Since the people voted against it, the state will keep the current flat rate plan, which is 4.95%. No matter how much a taxpayer makes, that is the rate they pay.
This decision means that the state government will need to think of other ways to bring income to Illinois. They will need to formulate and implement their spending plan for the next fiscal year so they can continue to serve Illinois.
The fiscal year will conclude in June 2021. The current plan is similar to the one that Illinois had last year, there have been new setbacks during this fiscal year. The pandemic has put a lot of financial strain on everyone. People are being told to stay at home as much as possible, some businesses had to shut down for a time and may only be able to run at reduced capacity, and the effects of the pandemic are still ongoing.
Governor Pritzker has estimated a loss of $6.5 billion. The state governor’s administration will seek out ways to generate revenue, including tax adjustments for businesses, find corporate tax loopholes, and continue to seek federal funding to help Illinois during this trying time.
As the state government will continue to guide Illinois residents during the pandemic, they will be working hard to find ways to get funding for the state. Keep an eye out for future bill proposals that could be passed into law throughout this year.

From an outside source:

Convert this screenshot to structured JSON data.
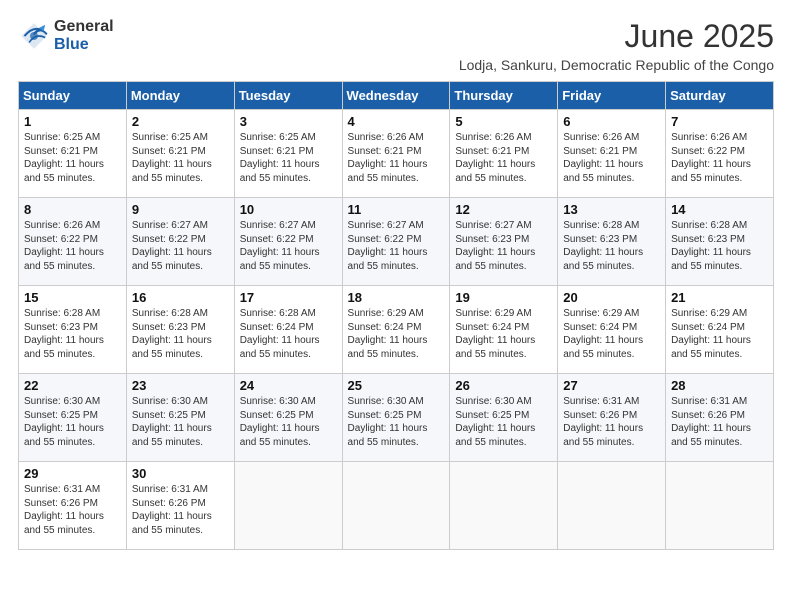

Staying informed on state laws is something everyone in Illinois can benefit from. The personal injury lawyers at Krzak Rundio Law Group are also invested in remaining current on our state’s laws and how they affect our clients. If you have any questions about law changes in Illinois, reach out to us here.